The new concludes with Alex finally deciding ‘what it’s gonna be’, by him intentionally deciding to discard his previous violent and ‘evil’ habits. Culture and religion recur usually in A Clockwork Orange, and each hold similar views and opinions relating to choice and good vs . evil. Simply 1, Section 4, Alex wonders so why ‘evil’ is definitely analysed and goodness isn’t only universally strived for, nevertheless accepted because the norm: “They don’t go into the cause of goodness, so why of the other shop?
Badness is of the self, the main one, the you or me personally on our oddy knockies and that do it yourself is made by old Swamp, fen, marsh, quagmire or Our god and is his great satisfaction and radosty. But the not-self cannot have the bad, meaning they with the government plus the judges and the schools are unable to allow the bad because they cannot allow the personal. ” Here, Alex refers to society and authority because the ‘not-self’. He feels that people will be born ‘evil’, and suggests that conditioning human-kind to be ‘good’ removes individualism. The verse concludes with Alex saying, “I do what I carry out because I love to do”, which is almost bestial in the sense that his actions depends entirely on desire, impulse and instinct.
Partly 2, Section 3, the questioning of fate and free will certainly is asked just as before, from the point of view of Christianity. The chaplain refers to the Reclamation Treatment – a physiologically made behavioural changes that would render the incapability of performing ‘evil deeds’ – which Alex is to experience. He asks Alex in the event that God wishes goodness or perhaps the choice of amazing benefits. (“Is a man who decides the bad most likely in some way a lot better than a man who has the good imposed upon him? It is interesting that the questioning of free will certainly is articulated by the novel’s religious figure, and that this time around, it does not originate from Alex him self, but is rather asked of him.
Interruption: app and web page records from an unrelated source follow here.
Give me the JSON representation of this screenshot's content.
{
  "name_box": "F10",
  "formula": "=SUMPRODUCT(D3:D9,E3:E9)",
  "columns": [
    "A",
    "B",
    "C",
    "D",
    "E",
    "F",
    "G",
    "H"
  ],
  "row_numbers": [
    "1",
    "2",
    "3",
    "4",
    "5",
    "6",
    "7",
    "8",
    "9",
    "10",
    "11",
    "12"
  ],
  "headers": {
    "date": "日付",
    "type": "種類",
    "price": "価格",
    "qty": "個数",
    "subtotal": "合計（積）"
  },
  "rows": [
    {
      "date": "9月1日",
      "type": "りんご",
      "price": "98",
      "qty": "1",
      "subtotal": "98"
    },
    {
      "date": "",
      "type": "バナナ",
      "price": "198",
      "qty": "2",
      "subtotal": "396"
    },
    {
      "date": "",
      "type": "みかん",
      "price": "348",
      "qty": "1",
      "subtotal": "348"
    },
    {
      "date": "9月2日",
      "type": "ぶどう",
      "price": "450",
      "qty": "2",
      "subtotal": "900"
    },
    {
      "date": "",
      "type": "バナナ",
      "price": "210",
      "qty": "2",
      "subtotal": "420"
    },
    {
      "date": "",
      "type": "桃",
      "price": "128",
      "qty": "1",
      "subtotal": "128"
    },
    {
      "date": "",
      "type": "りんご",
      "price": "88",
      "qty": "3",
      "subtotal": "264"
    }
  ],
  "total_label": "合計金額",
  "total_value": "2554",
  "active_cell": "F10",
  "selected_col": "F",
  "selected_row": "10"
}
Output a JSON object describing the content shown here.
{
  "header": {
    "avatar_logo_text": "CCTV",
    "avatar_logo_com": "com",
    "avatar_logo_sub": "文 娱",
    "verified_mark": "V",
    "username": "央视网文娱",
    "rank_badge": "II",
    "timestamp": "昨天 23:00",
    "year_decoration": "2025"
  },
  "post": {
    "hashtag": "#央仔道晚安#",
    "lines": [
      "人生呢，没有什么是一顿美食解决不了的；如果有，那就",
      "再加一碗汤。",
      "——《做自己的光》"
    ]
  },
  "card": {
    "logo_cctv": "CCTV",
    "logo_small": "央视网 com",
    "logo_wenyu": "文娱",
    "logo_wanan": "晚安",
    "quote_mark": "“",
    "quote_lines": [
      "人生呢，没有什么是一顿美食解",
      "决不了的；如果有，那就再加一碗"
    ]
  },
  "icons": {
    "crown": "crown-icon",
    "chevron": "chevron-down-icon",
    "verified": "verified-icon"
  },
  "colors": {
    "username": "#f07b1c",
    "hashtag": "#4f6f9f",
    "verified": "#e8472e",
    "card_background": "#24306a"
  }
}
The chaplain magic if good acts will be morally valueless if performed without totally free will, of course, if forced benevolence is in fact more evil than sin on its own. Although this individual rhetorically redirects this to Alex, he’s essentially requesting the reader’s opinion, since it is indicated in previous chapters that Alex disagrees together with the conditioning of ‘goodness’. Fit left open-ended and conflicting for someone to understand. Thus, instead of being didactic, ‘penetrating fiction’ does solicit more concerns than it answers.
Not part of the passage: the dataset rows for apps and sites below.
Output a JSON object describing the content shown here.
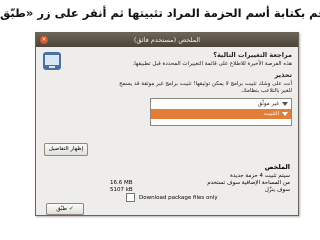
{
  "heading": "قم بكتابة أسم الحزمة المراد تثبيتها ثم أنقر على زر «طبّق»",
  "dialog": {
    "title": "الملخص (مستخدم فائق)",
    "section_title": "مراجعة التغييرات التالية؟",
    "intro_line1": "هذه الفرصة الأخيرة للاطلاع على قائمة التغييرات المحددة قبل تطبيقها.",
    "warning_title": "تحذير",
    "warning_line1": "أنت على وشك تثبيت برامج لا يمكن توثيقها! تثبيت برامج غير موثقة قد يسمح",
    "warning_line2": "للغير بالتلاعب بنظامك.",
    "list_items": [
      {
        "label": "غير موثّق"
      },
      {
        "label": "التثبيت"
      }
    ],
    "details_button": "إظهار التفاصيل",
    "summary_title": "الملخص",
    "summary_rows": [
      {
        "label": "سيتم تثبيت 4 حزمة جديدة",
        "value": ""
      },
      {
        "label": "من المساحة الإضافية سوف تستخدم",
        "value": "16.6 MB"
      },
      {
        "label": "سوف ينزّل",
        "value": "5107 kB"
      }
    ],
    "download_only_label": "Download package files only",
    "apply_button": "طبّق"
  }
}
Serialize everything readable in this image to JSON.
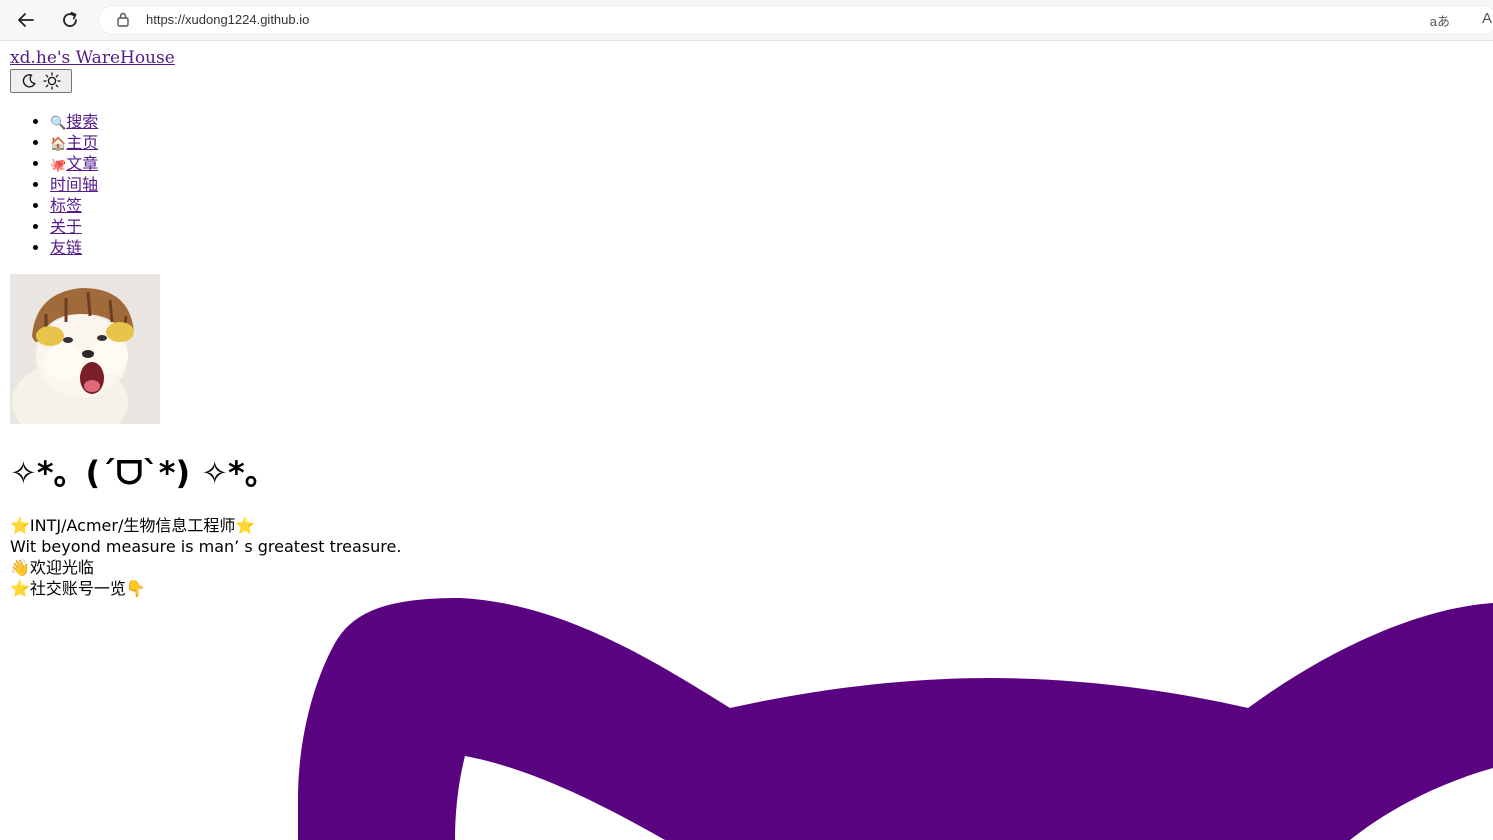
{
  "browser": {
    "url": "https://xudong1224.github.io",
    "translate_label": "aあ",
    "reader_label": "A"
  },
  "site": {
    "title": "xd.he's WareHouse"
  },
  "nav": {
    "items": [
      {
        "emoji": "🔍",
        "label": "搜索"
      },
      {
        "emoji": "🏠",
        "label": "主页"
      },
      {
        "emoji": "🐙",
        "label": "文章"
      },
      {
        "emoji": "",
        "label": "时间轴"
      },
      {
        "emoji": "",
        "label": "标签"
      },
      {
        "emoji": "",
        "label": "关于"
      },
      {
        "emoji": "",
        "label": "友链"
      }
    ]
  },
  "profile": {
    "kaomoji": "✧*。(ˊᗜˋ*) ✧*。",
    "bio_lines": [
      "⭐INTJ/Acmer/生物信息工程师⭐",
      "Wit beyond measure is man’ s greatest treasure.",
      "👋欢迎光临",
      "⭐社交账号一览👇"
    ]
  },
  "colors": {
    "octocat": "#5a0380",
    "link": "#551a8b"
  },
  "icons": {
    "back": "arrow-left-icon",
    "reload": "reload-icon",
    "lock": "lock-icon",
    "moon": "moon-icon",
    "sun": "sun-icon"
  }
}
It allows someone to pull his or her individual conclusions, instead of enforcing a specific point of view. Within a Clockwork Orange, this is true in several ways (as demonstrated), but most strongly in terms of the constantly revisited themes; very good vs . nasty, and destiny and cost-free will.